That didn’t stop the 23-year-old linebacker from Santa Barbara, Calif., from joining several other players Wednesday in signing a National Letter of Intent to attend UMaine next fall.
“It’s a very unique situation, one of those deals where we liked him as a football player (on video), but we weren’t driving our cars or flying out to see him,” said UMaine head coach Jack Cosgrove. “He really sold himself to us over the phone.”
UMaine received 10 NLIs Wednesday before the snowstorm forced closure of the university and thus delayed the processing of several others. The rest of the class should be announced Thursday.
“I’m excited about the class,” Cosgrove said. “It’s a little bit of a disappointment to have to work through some challenges, Mother Nature being one of them, but there’s no reason to think everything isn’t going to be as it was.”
UMaine’s first 10 signees include three players from Maryland, two each from New Jersey and New York and one apiece from Virginia, Pennsylvania and California.
Last season, the 6-foot-2, 235-pound Shipley ranked eighth in the state with 102 tackles for Santa Barbara City College.

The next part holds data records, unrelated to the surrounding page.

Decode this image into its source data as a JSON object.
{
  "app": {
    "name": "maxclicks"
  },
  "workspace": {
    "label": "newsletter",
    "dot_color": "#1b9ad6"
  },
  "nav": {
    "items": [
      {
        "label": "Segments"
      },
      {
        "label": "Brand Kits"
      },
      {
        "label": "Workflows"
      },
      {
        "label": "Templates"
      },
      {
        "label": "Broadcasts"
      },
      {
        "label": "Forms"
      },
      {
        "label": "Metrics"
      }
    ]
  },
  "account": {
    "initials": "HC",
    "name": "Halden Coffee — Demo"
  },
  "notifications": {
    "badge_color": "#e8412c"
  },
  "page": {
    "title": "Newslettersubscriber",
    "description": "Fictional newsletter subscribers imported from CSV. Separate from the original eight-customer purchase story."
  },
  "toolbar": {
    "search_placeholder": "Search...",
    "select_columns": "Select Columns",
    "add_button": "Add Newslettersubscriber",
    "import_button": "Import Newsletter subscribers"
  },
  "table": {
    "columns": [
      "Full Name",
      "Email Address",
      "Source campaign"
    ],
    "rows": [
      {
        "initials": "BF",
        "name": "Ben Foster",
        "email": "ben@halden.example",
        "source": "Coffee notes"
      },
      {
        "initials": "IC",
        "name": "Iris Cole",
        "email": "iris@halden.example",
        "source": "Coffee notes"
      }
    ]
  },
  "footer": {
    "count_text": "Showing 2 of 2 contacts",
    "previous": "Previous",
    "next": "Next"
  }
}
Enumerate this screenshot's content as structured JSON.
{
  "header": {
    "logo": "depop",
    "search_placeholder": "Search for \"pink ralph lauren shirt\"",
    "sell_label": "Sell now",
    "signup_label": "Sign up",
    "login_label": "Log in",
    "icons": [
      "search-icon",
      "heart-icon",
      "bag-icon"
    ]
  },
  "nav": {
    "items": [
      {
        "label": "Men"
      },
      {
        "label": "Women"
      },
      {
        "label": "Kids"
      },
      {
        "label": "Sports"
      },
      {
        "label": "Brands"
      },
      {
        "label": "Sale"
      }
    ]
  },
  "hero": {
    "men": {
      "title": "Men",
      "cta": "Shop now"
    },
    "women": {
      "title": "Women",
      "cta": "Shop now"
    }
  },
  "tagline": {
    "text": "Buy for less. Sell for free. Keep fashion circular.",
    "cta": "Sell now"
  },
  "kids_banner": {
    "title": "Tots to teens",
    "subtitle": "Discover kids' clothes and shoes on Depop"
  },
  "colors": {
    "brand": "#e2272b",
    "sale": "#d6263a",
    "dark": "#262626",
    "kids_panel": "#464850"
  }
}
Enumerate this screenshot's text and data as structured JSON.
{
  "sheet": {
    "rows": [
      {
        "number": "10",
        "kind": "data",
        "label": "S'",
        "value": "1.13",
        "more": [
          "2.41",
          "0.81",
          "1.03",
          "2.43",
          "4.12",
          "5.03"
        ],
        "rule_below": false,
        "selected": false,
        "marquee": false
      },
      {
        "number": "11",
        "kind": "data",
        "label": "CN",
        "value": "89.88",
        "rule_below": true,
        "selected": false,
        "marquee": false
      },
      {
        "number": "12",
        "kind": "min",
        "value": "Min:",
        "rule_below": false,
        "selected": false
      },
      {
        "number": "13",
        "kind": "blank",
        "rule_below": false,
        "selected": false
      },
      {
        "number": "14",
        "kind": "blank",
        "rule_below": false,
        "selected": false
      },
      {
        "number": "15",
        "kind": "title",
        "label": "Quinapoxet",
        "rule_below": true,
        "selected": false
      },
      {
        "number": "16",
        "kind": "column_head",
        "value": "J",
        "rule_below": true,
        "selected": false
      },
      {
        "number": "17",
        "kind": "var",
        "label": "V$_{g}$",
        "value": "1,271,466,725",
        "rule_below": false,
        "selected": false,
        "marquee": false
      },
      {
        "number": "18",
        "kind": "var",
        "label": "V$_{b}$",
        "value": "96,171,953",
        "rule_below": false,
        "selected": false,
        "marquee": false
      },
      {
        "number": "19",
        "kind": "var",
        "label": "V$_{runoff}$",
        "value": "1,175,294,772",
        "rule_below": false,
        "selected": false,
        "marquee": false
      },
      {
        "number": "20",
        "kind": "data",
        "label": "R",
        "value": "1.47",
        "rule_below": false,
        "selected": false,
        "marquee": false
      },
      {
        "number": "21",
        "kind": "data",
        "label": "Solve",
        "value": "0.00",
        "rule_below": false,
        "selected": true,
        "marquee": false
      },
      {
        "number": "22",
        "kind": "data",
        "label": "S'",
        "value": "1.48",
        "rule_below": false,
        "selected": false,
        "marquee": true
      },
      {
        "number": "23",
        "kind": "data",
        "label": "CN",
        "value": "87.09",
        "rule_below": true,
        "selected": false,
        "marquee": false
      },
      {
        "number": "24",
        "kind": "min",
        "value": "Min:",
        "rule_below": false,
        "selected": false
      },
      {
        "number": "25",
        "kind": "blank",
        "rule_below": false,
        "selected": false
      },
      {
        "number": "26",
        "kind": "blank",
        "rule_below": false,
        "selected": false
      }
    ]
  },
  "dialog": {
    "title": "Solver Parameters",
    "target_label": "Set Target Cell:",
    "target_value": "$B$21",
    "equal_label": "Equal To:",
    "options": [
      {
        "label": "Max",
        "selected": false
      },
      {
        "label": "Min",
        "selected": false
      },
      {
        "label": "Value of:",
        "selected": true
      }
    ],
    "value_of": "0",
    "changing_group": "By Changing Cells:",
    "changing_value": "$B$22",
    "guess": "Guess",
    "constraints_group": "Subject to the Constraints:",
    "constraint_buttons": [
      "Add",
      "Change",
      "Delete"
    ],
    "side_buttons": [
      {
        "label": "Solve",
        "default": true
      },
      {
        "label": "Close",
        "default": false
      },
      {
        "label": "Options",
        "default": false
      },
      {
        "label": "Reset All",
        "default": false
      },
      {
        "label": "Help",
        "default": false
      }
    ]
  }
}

The sophomore was an all-conference first-team pick and was named the team’s Defensive MVP.
“He just has a knack for the game of football that you can’t teach,” said SBCC coach Craig Moropoulos, who also raved about Shipley’s character.
Shipley started at SBCC in 2006, then returned last fall after spending two years on a Mormon mission in southern Texas. He is married and has a son Bentley, who was born last fall.
“I can guarantee you that kid is a good citizen, a committed student, a good football player and an all-around good person,” Moropoulos said.
Shipley demonstrated his integrity after committing to UMaine during his visit to Orono last month when, reportedly, he arrived wearing shorts.
Immediately upon his return to California, he received a scholarship offer from nearby Northern Arizona, a top-level Football Championship Subdivision program.
Moropoulos said Shipley explained he had committed to UMaine and politely declined.
“He’s a much more mature type of kid,” Moropoulos said. “He’s pretty special.”
UMaine has a limited history of signing junior college players. The last was defensive lineman Eric Lee, who completed his eligibility in 2009.
Shipley is another exception.
“We were impressed with this kid, how driven he seemed to be, how much homework he’d done on us,” Cosgrove said. “He came here and really impacted us and the players.”
Other players who signed with UMaine Wednesday include: linebacker Brian Anthony (6-foot-2, 215 pounds) of Columbia, Md., safety Aamad Bush (6-3, 193) of Montclair, N.J., offensive linemen Dan Carriker (6-3, 304) of Alexandria, Va., Chase Hoyt (6-4, 275) of West Chester, Pa., and Bruce Johnson (6-3, 265) of Rochester, N.Y., defensive end Michael Kozlakowski (6-3, 240) of Lynbrook, N.Y., wide receiver Najee Green (6-3, 180) of Brandywine, Md., running back Daniel Upson (6-3, 200) of Gaithersburg, Md., and cornerback Malik Walker (5-11, 175) of East Orange, N.J.
Upson reportedly chose UMaine over an offer from Bowl Championship Subdivision member New Mexico.
UMaine also continued its recent trend of tapping the Mid-Atlantic region for recruits.
“We have to,” Cosgrove said. “We’re trying to compete in the best FCS conference in the country and we’ve got to find athletes who will give us a chance to do that.”
He explained that in addition to the wealth of talent in the Greater Washington, D.C.-Baltimore area, several of UMaine’s Colonial Athletic Association opponents are located in the region.
“In a lot of ways, it’s almost bringing the (UMaine road) game back to their home,” Cosgrove said. “It’s been a good recruiting spot for us that we’re going to continue to look at.”